April 24, 2008
High Resolution (Credit: NOAA)
NOAA today announced it will install the last nine of the 114 stations as part of its new, high-tech climate monitoring network. The stations track national average changes in temperature and precipitation trends. The U.S. Climate Reference Network (CRN) is on schedule to activate these final stations by the end of the summer.
NOAA also is modernizing 1,000 stations in the Historical Climatology Network (HCN), a regional system of ground-based observing sites that collect climate, weather and water measurements. NOAA’s goal is to have both networks work in tandem to feed consistently accurate, high-quality data to scientists studying climate trends.
The CRN is helping to pinpoint the shifts in America’s changing, often unpredictable, climate. “We’re entering a new age of understanding climate change, by adding more sound, reliable data about what’s really happening in the atmosphere and on the ground,” said Dr. Tom Karl, director of NOAA’s National Climatic Data Center in Asheville, N.C. Karl, one of the world’s leading experts on climate change, helped spearhead the new climate network’s development.
“Very high accuracy in the data collected is the key to getting a feel for the national trend. That’s what the Climate Reference Network is doing.”
CRN station in Baker, Nev.
High Resolution (Credit: NOAA)
Karl said the placement of each CRN station is crucial to obtaining accurate information on current — and likely future — conditions. “All the stations are strategically placed in rural environments away from the influences of nearby urban areas that would confound the interpretation of any changes observed,” he said.
Each CRN station logs real-time measurements of surface temperature, precipitation, wind speed and solar radiation. NOAA’s geostationary satellites relay the data from these ground-based stations to NCDC, which posts the observations online.
The modernization of the HCN’s aging equipment will enhance the extent of America’s premiere data source for tracking regional climate variations and trends. The modernization, which began November 2006, will follow a “climate-region” approach, starting with a pilot project in the Southwest, where 140 sites will be revamped. HCN sites will be equipped with a new temperature and precipitation sensor that will complement the CRN, with precise regional climate data.
Data gathered by those existing HCN stations that were located in less-than-ideal areas have been statistically corrected in the analysis of climate trends routinely reported by NOAA. Though some individual stations were placed in less-than-ideal areas, these data anomalies did not significantly alter overall climate measurements. The modernization will relocate these stations in areas that are closer to ideal.
In one critical example, this dense, spatial coverage will provide more timely and accurate regional data to support the National Integrated Drought Information System, a collaboration among federal agencies and several state governments geared to provide a dynamic and accessible drought-risk information system.
“Monitoring and understanding climate is a long-term endeavor. We need to have updated systems, such as the Historical Climatology Network, in place for the long haul,” said David Caldwell, director of the Office of Climate, Water and Weather Services at NOAA’s National Weather Service in Silver Spring, Md.

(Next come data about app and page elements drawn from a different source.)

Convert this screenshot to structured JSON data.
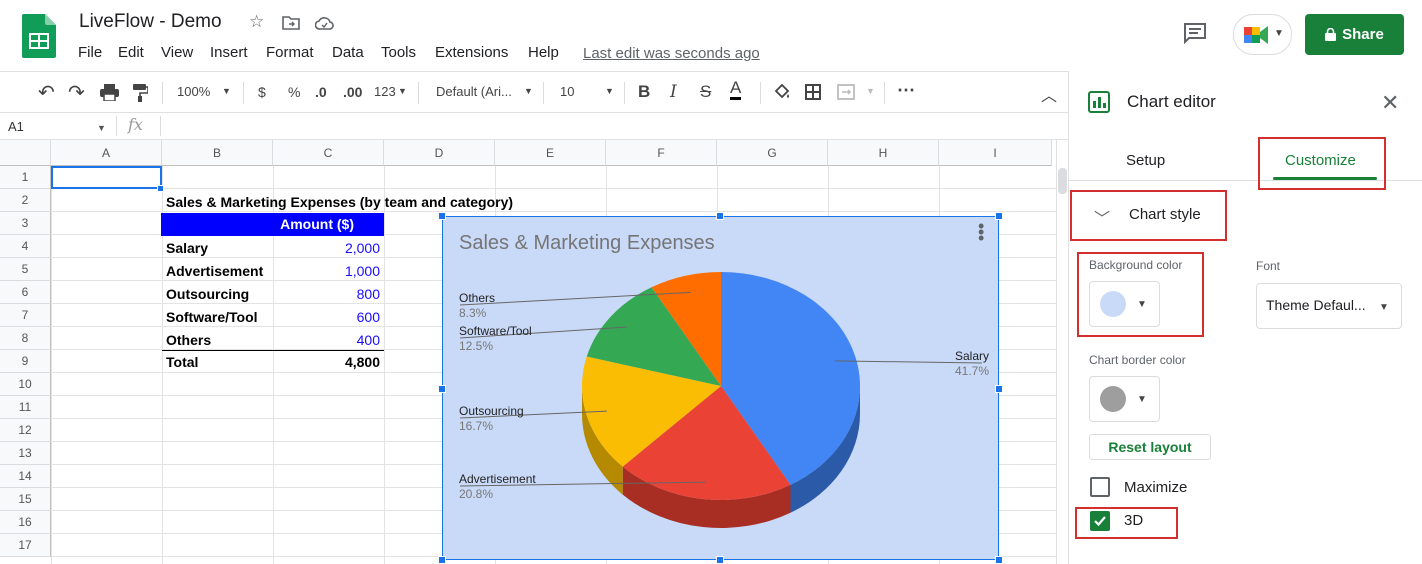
{
  "title_bar": {
    "doc_title": "LiveFlow - Demo",
    "menu": [
      "File",
      "Edit",
      "View",
      "Insert",
      "Format",
      "Data",
      "Tools",
      "Extensions",
      "Help"
    ],
    "last_edit": "Last edit was seconds ago",
    "share_label": "Share"
  },
  "toolbar": {
    "zoom": "100%",
    "currency": "$",
    "percent": "%",
    "decimal_decrease": ".0",
    "decimal_increase": ".00",
    "number_format": "123",
    "font": "Default (Ari...",
    "font_size": "10",
    "bold": "B",
    "italic": "I",
    "strike": "S",
    "text_color": "A",
    "more": "⋯"
  },
  "formula_bar": {
    "name_box": "A1",
    "fx": "fx"
  },
  "grid": {
    "columns": [
      "A",
      "B",
      "C",
      "D",
      "E",
      "F",
      "G",
      "H",
      "I"
    ],
    "rows": [
      "1",
      "2",
      "3",
      "4",
      "5",
      "6",
      "7",
      "8",
      "9",
      "10",
      "11",
      "12",
      "13",
      "14",
      "15",
      "16",
      "17"
    ]
  },
  "table": {
    "heading": "Sales & Marketing Expenses (by team and category)",
    "amount_header": "Amount ($)",
    "rows": [
      {
        "label": "Salary",
        "value": "2,000"
      },
      {
        "label": "Advertisement",
        "value": "1,000"
      },
      {
        "label": "Outsourcing",
        "value": "800"
      },
      {
        "label": "Software/Tool",
        "value": "600"
      },
      {
        "label": "Others",
        "value": "400"
      }
    ],
    "total_label": "Total",
    "total_value": "4,800"
  },
  "chart_data": {
    "type": "pie",
    "title": "Sales & Marketing Expenses",
    "is_3d": true,
    "background_color": "#c9daf8",
    "categories": [
      "Salary",
      "Advertisement",
      "Outsourcing",
      "Software/Tool",
      "Others"
    ],
    "values": [
      2000,
      1000,
      800,
      600,
      400
    ],
    "percent_labels": [
      "41.7%",
      "20.8%",
      "16.7%",
      "12.5%",
      "8.3%"
    ],
    "colors": [
      "#4285f4",
      "#ea4335",
      "#fbbc04",
      "#34a853",
      "#ff6d01"
    ],
    "side_colors": [
      "#2a5aa8",
      "#a82e24",
      "#b58a00",
      "#23753a",
      "#b54d00"
    ]
  },
  "editor": {
    "title": "Chart editor",
    "close": "✕",
    "tabs": [
      "Setup",
      "Customize"
    ],
    "section": "Chart style",
    "background_color_label": "Background color",
    "background_swatch": "#c9daf8",
    "font_label": "Font",
    "font_value": "Theme Defaul...",
    "border_color_label": "Chart border color",
    "border_swatch": "#9e9e9e",
    "reset_label": "Reset layout",
    "maximize_label": "Maximize",
    "threed_label": "3D",
    "accent": "#188038",
    "highlight": "#d32f2f"
  }
}
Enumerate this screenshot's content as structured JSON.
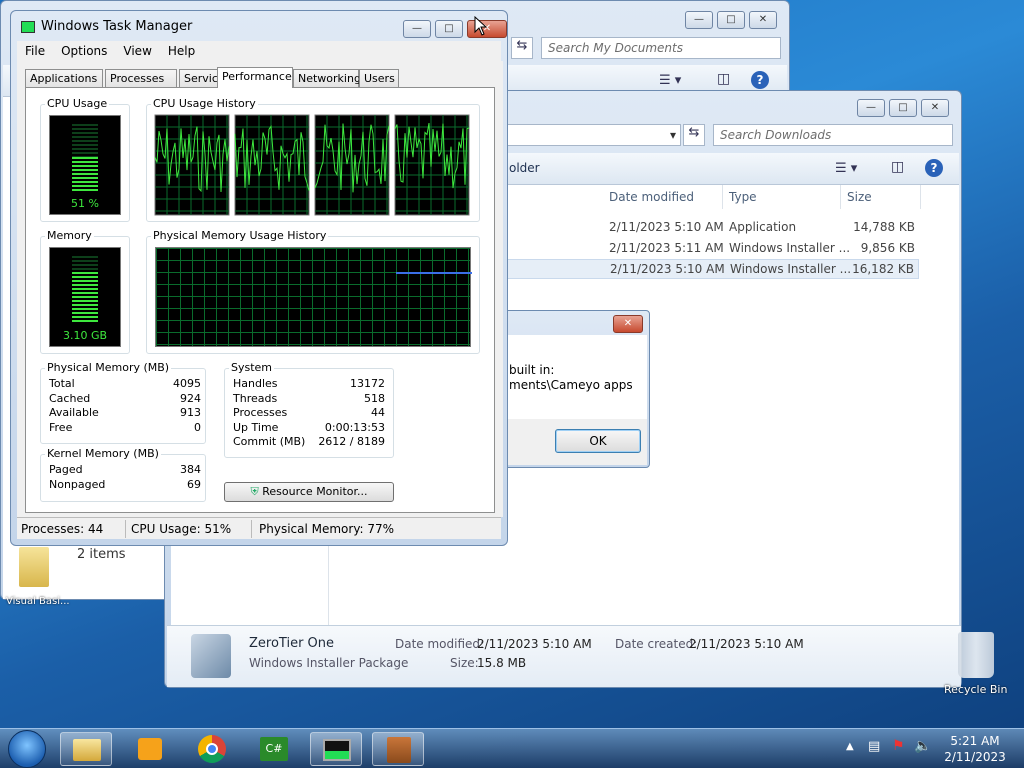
{
  "my_docs_window": {
    "search_placeholder": "Search My Documents",
    "items_count": "2 items",
    "desktop_item": "Visual Basi..."
  },
  "downloads_window": {
    "search_placeholder": "Search Downloads",
    "cmd_partial": "older",
    "columns": [
      "Date modified",
      "Type",
      "Size"
    ],
    "rows": [
      {
        "date": "2/11/2023 5:10 AM",
        "type": "Application",
        "size": "14,788 KB"
      },
      {
        "date": "2/11/2023 5:11 AM",
        "type": "Windows Installer ...",
        "size": "9,856 KB"
      },
      {
        "date": "2/11/2023 5:10 AM",
        "type": "Windows Installer ...",
        "size": "16,182 KB"
      }
    ],
    "details": {
      "name": "ZeroTier One",
      "kind": "Windows Installer Package",
      "date_modified_label": "Date modified:",
      "date_modified": "2/11/2023 5:10 AM",
      "date_created_label": "Date created:",
      "date_created": "2/11/2023 5:10 AM",
      "size_label": "Size:",
      "size": "15.8 MB"
    }
  },
  "dialog": {
    "line1": "built in:",
    "line2": "ments\\Cameyo apps",
    "ok_label": "OK"
  },
  "task_manager": {
    "title": "Windows Task Manager",
    "menu": [
      "File",
      "Options",
      "View",
      "Help"
    ],
    "tabs": [
      "Applications",
      "Processes",
      "Services",
      "Performance",
      "Networking",
      "Users"
    ],
    "active_tab": "Performance",
    "cpu_usage_label": "CPU Usage",
    "cpu_value": "51 %",
    "cpu_fraction": 0.51,
    "cpu_history_label": "CPU Usage History",
    "memory_label": "Memory",
    "memory_value": "3.10 GB",
    "memory_fraction": 0.77,
    "mem_history_label": "Physical Memory Usage History",
    "physical_memory": {
      "label": "Physical Memory (MB)",
      "rows": [
        [
          "Total",
          "4095"
        ],
        [
          "Cached",
          "924"
        ],
        [
          "Available",
          "913"
        ],
        [
          "Free",
          "0"
        ]
      ]
    },
    "kernel_memory": {
      "label": "Kernel Memory (MB)",
      "rows": [
        [
          "Paged",
          "384"
        ],
        [
          "Nonpaged",
          "69"
        ]
      ]
    },
    "system": {
      "label": "System",
      "rows": [
        [
          "Handles",
          "13172"
        ],
        [
          "Threads",
          "518"
        ],
        [
          "Processes",
          "44"
        ],
        [
          "Up Time",
          "0:00:13:53"
        ],
        [
          "Commit (MB)",
          "2612 / 8189"
        ]
      ]
    },
    "resource_monitor_label": "Resource Monitor...",
    "status": {
      "processes": "Processes: 44",
      "cpu": "CPU Usage: 51%",
      "memory": "Physical Memory: 77%"
    }
  },
  "desktop": {
    "recycle_bin": "Recycle Bin"
  },
  "taskbar": {
    "time": "5:21 AM",
    "date": "2/11/2023"
  }
}
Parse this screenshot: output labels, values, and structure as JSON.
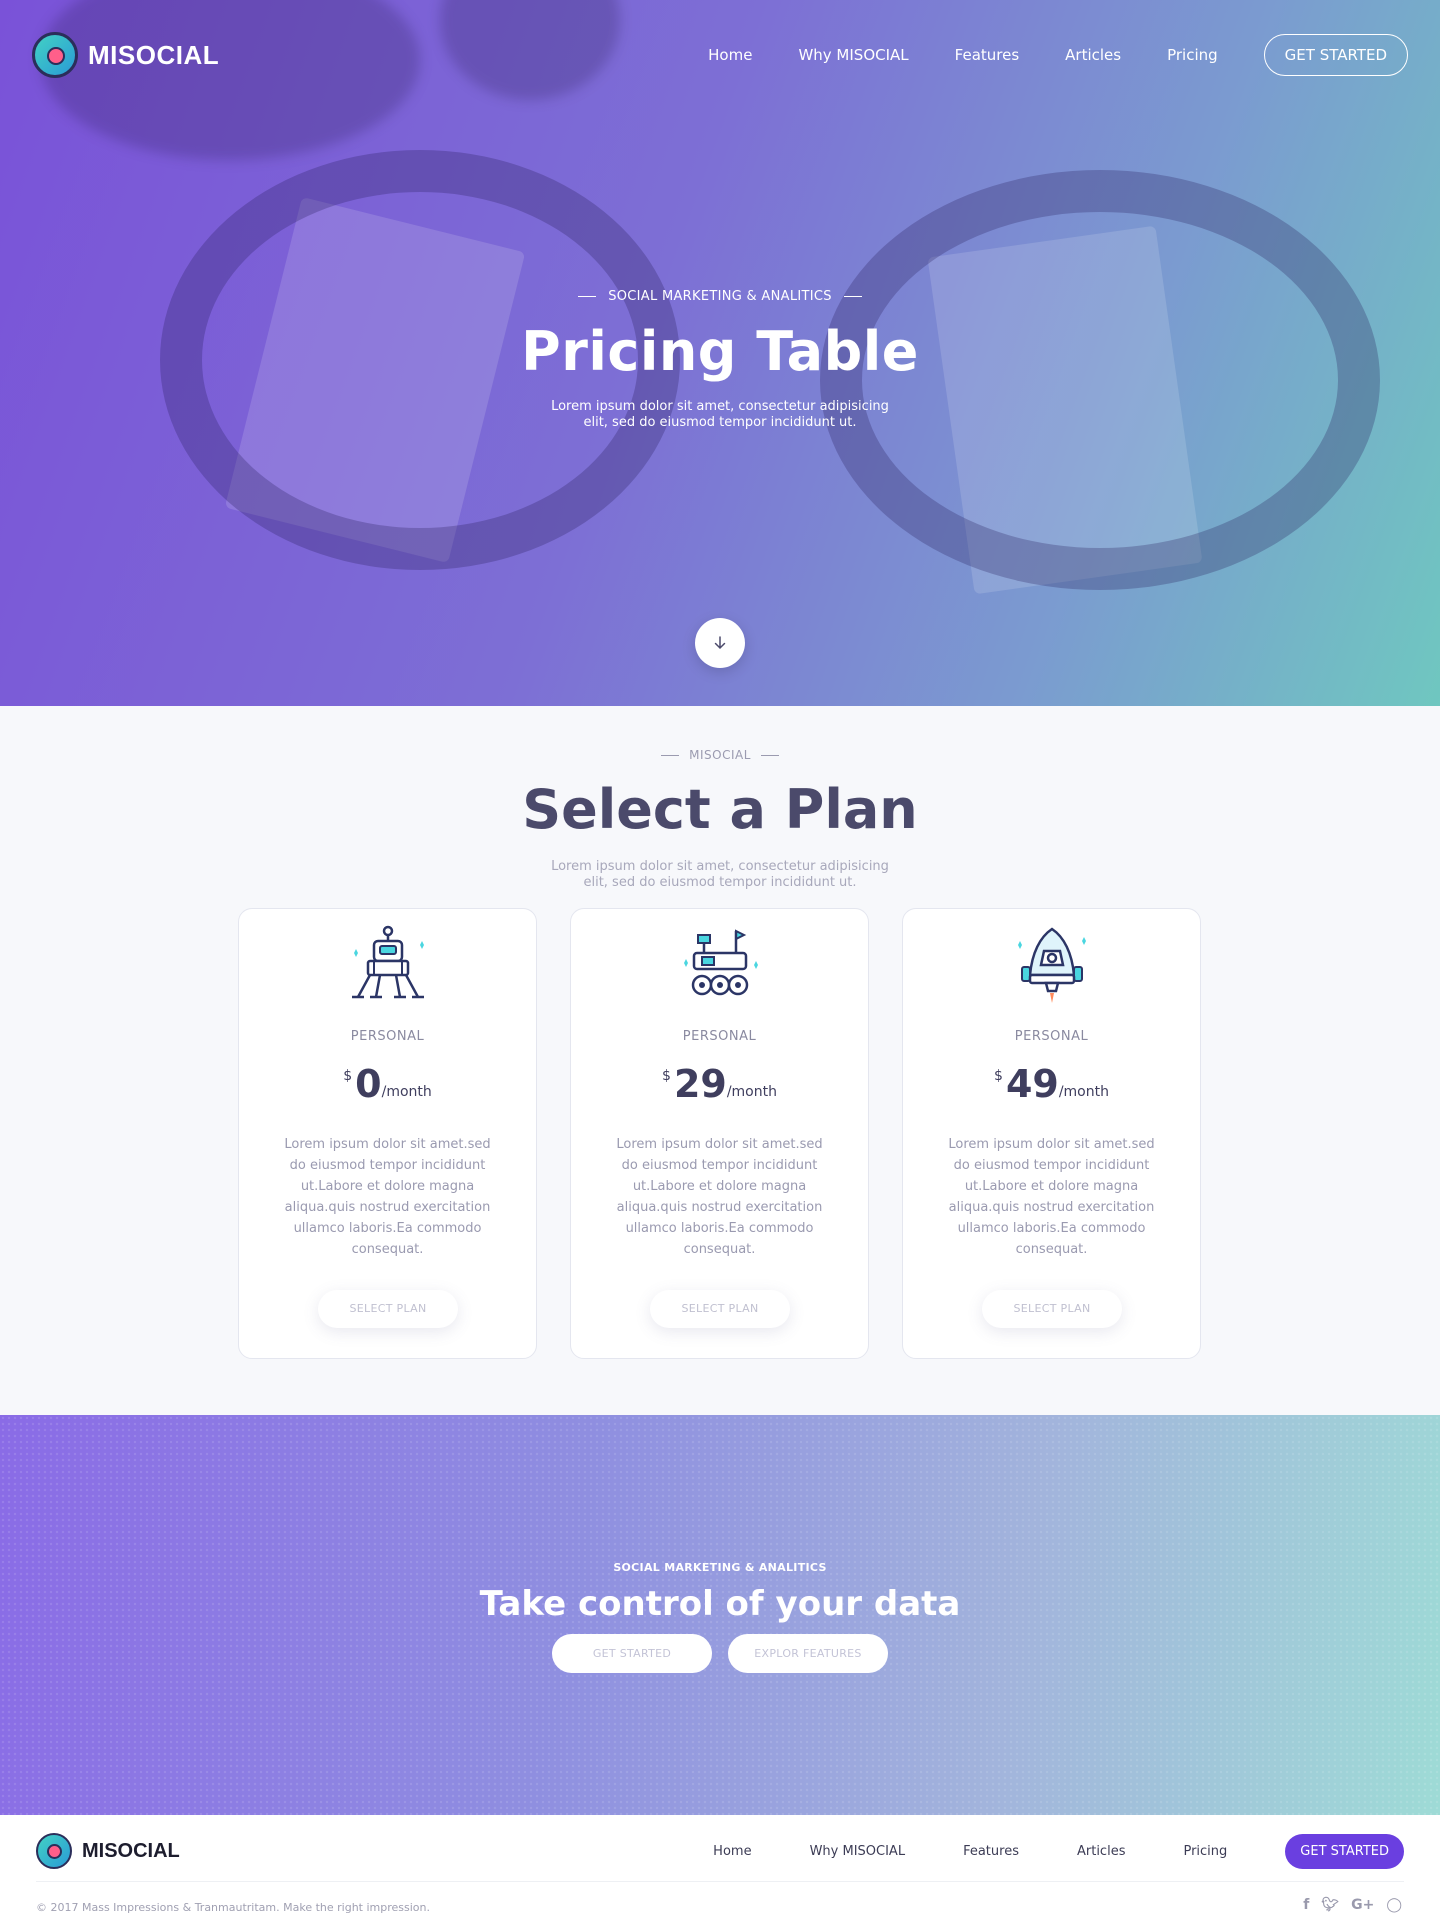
{
  "brand": {
    "name": "MISOCIAL"
  },
  "nav": {
    "links": [
      "Home",
      "Why MISOCIAL",
      "Features",
      "Articles",
      "Pricing"
    ],
    "cta": "GET STARTED"
  },
  "hero": {
    "eyebrow": "SOCIAL MARKETING & ANALITICS",
    "title": "Pricing Table",
    "subtitle": "Lorem ipsum dolor sit amet, consectetur adipisicing elit, sed do eiusmod tempor incididunt ut.",
    "scroll_icon": "arrow-down-icon"
  },
  "pricing": {
    "eyebrow": "MISOCIAL",
    "title": "Select a Plan",
    "subtitle": "Lorem ipsum dolor sit amet, consectetur adipisicing elit, sed do eiusmod tempor incididunt ut.",
    "plans": [
      {
        "icon": "lunar-lander-icon",
        "name": "PERSONAL",
        "currency": "$",
        "amount": "0",
        "period": "/month",
        "description": "Lorem ipsum dolor sit amet.sed do eiusmod tempor incididunt ut.Labore et dolore magna aliqua.quis nostrud exercitation ullamco laboris.Ea commodo consequat.",
        "button": "SELECT PLAN"
      },
      {
        "icon": "moon-rover-icon",
        "name": "PERSONAL",
        "currency": "$",
        "amount": "29",
        "period": "/month",
        "description": "Lorem ipsum dolor sit amet.sed do eiusmod tempor incididunt ut.Labore et dolore magna aliqua.quis nostrud exercitation ullamco laboris.Ea commodo consequat.",
        "button": "SELECT PLAN"
      },
      {
        "icon": "space-capsule-icon",
        "name": "PERSONAL",
        "currency": "$",
        "amount": "49",
        "period": "/month",
        "description": "Lorem ipsum dolor sit amet.sed do eiusmod tempor incididunt ut.Labore et dolore magna aliqua.quis nostrud exercitation ullamco laboris.Ea commodo consequat.",
        "button": "SELECT PLAN"
      }
    ]
  },
  "cta": {
    "eyebrow": "SOCIAL MARKETING & ANALITICS",
    "title": "Take control of your data",
    "primary": "GET STARTED",
    "secondary": "EXPLOR FEATURES"
  },
  "footer": {
    "brand": "MISOCIAL",
    "links": [
      "Home",
      "Why MISOCIAL",
      "Features",
      "Articles",
      "Pricing"
    ],
    "cta": "GET STARTED",
    "copyright": "© 2017 Mass Impressions & Tranmautritam. Make the right impression.",
    "social": [
      "facebook-icon",
      "twitter-icon",
      "google-plus-icon",
      "instagram-icon"
    ]
  },
  "colors": {
    "accent": "#6a3fe0",
    "heading": "#4b4a6b",
    "hero_start": "#7a52d8",
    "hero_end": "#6fc7c0"
  }
}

Caldwell added that a modernized HCN will give NOAA scientists more information to “help explain what’s happening with the climate at the regional and local level and serve as a baseline for evaluating other meteorological data.”
The National Oceanic and Atmospheric Administration, an agency of the U.S. Commerce Department, is dedicated to enhancing economic security and national safety through the prediction and research of weather and climate-related events and information service delivery for transportation, and by providing environmental stewardship of our nation's coastal and marine resources. Through the emerging Global Earth Observation System of Systems (GEOSS), NOAA is working with its federal partners, more than 70 countries and the European Commission to develop a global monitoring network that is as integrated as the planet it observes, predicts and protects.